▶ [WHAT THIS TASK INVOLVES]: Across the entries that follow, tally every line holding the word "label" and reply with the count alone.

▶ [INPUT MATERIAL]:
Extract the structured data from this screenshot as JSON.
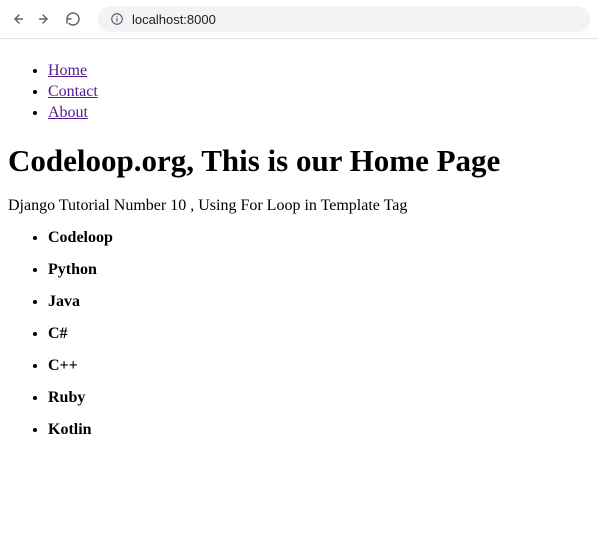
{
  "browser": {
    "url": "localhost:8000"
  },
  "nav": {
    "items": [
      {
        "label": "Home"
      },
      {
        "label": "Contact"
      },
      {
        "label": "About"
      }
    ]
  },
  "heading": "Codeloop.org, This is our Home Page",
  "description": "Django Tutorial Number 10 , Using For Loop in Template Tag",
  "items": [
    {
      "label": "Codeloop"
    },
    {
      "label": "Python"
    },
    {
      "label": "Java"
    },
    {
      "label": "C#"
    },
    {
      "label": "C++"
    },
    {
      "label": "Ruby"
    },
    {
      "label": "Kotlin"
    }
  ]
}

▶ [ANSWER TO THIS EXERCISE]: 10